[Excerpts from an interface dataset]

>>>>

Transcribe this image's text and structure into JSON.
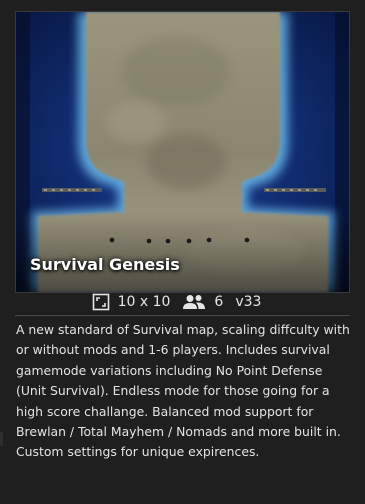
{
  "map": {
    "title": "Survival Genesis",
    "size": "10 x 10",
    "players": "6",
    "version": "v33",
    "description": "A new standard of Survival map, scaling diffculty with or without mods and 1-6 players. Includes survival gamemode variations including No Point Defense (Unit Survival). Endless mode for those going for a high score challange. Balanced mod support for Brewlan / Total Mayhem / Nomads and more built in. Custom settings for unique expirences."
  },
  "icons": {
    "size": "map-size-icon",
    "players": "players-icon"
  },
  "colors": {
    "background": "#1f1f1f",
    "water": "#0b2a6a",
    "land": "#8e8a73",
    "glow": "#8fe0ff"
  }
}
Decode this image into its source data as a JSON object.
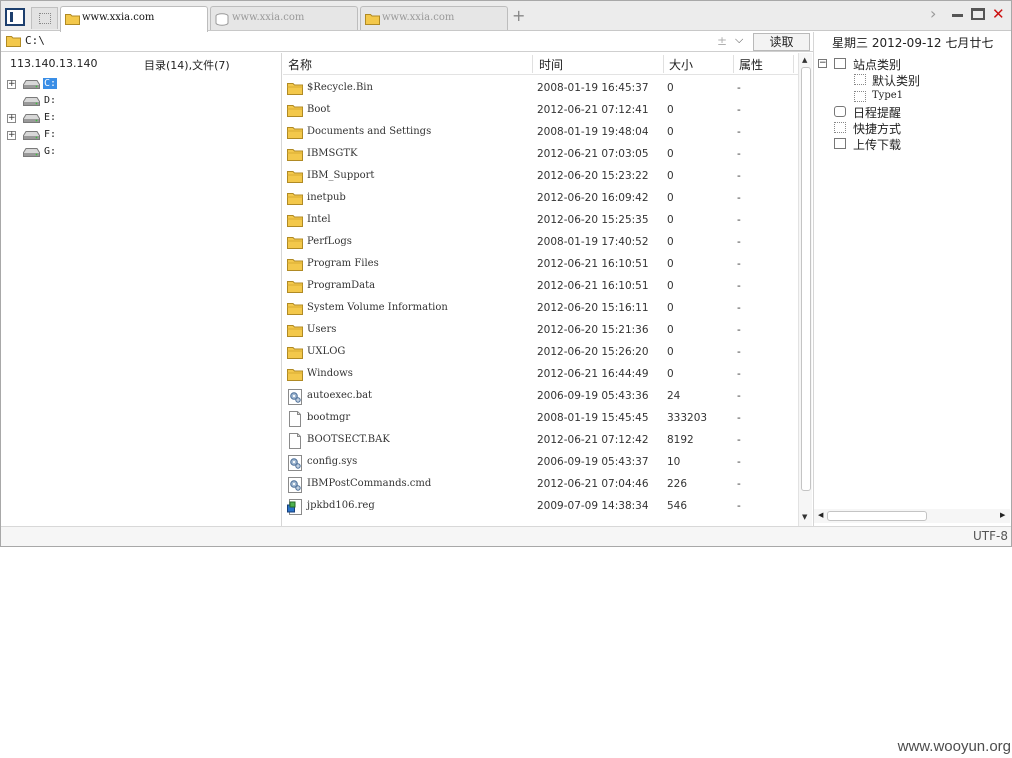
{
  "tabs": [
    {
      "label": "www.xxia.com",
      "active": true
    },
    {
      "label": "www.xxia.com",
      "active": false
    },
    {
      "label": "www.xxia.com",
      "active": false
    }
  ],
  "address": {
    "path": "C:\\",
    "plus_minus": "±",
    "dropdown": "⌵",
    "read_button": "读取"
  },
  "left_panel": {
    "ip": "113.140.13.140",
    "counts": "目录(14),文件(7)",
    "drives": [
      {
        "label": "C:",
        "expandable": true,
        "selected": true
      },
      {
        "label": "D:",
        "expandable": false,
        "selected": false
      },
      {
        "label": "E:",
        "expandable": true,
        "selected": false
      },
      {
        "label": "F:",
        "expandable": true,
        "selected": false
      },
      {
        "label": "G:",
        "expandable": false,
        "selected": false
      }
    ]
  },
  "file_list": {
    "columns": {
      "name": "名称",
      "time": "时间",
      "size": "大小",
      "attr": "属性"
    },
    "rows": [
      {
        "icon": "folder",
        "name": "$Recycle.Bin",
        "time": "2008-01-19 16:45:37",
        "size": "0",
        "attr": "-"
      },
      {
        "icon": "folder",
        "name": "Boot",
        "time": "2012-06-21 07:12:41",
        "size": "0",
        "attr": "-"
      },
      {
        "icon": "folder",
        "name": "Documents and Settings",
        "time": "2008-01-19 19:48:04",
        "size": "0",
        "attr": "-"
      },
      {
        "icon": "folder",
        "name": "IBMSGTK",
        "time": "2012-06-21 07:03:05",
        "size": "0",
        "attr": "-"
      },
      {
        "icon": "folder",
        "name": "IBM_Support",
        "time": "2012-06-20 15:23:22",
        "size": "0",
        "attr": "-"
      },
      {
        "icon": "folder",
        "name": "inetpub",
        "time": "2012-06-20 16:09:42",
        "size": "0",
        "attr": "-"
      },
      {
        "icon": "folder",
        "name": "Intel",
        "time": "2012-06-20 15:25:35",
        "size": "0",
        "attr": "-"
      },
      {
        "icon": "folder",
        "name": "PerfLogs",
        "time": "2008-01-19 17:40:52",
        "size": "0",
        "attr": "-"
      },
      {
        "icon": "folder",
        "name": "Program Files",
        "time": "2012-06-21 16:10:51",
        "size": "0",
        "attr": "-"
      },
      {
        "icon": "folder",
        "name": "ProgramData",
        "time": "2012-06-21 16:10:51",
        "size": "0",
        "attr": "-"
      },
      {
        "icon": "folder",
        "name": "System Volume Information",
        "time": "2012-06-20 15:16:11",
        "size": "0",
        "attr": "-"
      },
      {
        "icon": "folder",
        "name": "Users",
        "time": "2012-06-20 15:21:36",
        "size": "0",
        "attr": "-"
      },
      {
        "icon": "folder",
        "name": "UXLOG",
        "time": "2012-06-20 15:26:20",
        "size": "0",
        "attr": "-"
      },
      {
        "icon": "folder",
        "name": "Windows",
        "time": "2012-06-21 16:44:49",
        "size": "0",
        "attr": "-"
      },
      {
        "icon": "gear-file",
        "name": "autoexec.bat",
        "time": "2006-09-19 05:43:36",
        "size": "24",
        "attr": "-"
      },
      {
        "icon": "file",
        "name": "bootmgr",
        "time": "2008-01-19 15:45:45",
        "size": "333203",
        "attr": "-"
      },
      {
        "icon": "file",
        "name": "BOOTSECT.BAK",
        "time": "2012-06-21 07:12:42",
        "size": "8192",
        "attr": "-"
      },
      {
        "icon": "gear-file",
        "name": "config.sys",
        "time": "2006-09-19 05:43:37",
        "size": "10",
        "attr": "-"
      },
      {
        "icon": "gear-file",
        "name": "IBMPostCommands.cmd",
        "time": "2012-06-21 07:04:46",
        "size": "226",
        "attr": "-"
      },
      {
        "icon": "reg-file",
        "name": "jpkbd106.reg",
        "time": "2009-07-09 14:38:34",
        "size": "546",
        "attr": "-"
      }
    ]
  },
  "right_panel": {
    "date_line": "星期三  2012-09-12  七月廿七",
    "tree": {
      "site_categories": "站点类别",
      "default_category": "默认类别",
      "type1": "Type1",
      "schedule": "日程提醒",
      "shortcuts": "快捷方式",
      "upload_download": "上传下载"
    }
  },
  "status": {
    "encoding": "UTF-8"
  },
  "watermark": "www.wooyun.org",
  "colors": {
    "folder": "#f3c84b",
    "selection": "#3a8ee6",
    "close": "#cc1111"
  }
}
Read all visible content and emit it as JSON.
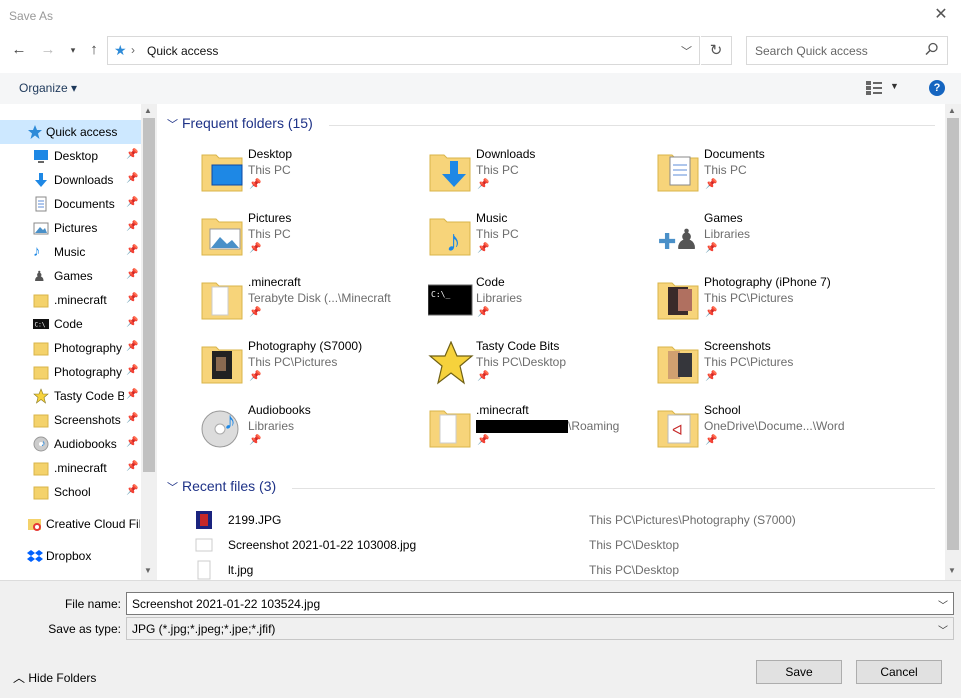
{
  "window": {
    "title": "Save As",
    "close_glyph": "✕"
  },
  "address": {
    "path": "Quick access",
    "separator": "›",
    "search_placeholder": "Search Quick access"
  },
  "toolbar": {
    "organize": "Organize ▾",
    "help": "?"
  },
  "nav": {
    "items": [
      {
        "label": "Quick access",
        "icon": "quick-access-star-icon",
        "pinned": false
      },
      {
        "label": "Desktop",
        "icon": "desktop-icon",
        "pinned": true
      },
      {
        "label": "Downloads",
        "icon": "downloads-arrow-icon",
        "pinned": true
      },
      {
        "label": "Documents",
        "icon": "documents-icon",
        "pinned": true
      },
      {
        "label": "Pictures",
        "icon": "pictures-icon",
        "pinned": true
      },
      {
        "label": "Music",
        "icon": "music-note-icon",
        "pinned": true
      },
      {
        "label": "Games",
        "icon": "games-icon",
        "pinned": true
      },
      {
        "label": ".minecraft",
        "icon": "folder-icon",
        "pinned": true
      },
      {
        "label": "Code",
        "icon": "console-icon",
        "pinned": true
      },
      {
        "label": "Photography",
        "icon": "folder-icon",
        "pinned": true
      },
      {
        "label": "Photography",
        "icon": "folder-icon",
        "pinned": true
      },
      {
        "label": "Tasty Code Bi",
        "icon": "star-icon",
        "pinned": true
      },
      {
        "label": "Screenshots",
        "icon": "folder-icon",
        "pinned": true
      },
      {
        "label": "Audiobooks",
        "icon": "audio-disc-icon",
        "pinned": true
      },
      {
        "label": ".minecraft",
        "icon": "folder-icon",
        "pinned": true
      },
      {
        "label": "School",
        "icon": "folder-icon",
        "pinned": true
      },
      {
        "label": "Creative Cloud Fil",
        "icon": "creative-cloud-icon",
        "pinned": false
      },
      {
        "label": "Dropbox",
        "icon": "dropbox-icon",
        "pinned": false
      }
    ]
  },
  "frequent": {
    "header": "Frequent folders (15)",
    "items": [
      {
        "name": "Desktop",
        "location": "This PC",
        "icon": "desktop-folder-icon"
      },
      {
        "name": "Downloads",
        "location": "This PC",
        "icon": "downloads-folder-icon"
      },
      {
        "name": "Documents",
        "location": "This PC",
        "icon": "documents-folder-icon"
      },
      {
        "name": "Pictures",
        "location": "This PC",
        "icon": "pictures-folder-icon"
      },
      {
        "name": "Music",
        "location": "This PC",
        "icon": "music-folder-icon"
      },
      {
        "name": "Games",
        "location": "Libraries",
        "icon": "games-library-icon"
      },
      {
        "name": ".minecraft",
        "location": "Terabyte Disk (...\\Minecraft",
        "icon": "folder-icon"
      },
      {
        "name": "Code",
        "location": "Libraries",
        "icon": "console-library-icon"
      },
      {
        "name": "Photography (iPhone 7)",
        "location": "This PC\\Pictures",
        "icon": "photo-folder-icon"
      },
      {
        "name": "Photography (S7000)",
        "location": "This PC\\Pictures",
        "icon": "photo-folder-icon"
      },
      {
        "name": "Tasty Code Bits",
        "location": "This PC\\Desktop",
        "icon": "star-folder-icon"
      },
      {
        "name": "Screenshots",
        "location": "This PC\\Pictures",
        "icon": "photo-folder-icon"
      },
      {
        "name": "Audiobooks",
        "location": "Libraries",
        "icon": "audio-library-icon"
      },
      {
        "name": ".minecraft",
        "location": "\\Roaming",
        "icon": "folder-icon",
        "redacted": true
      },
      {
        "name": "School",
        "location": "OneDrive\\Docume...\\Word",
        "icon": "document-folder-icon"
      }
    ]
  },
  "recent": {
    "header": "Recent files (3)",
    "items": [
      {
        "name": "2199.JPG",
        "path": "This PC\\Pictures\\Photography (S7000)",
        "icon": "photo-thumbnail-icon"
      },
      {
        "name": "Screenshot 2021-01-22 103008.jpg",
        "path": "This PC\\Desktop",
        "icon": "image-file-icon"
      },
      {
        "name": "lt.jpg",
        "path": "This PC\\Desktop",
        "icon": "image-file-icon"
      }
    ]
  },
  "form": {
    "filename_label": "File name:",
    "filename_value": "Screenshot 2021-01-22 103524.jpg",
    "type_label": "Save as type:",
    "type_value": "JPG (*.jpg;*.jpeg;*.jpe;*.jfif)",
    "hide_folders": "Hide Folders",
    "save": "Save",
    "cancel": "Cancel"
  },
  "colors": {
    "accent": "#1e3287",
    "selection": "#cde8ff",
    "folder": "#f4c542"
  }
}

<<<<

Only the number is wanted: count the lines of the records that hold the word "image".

* [Result] 4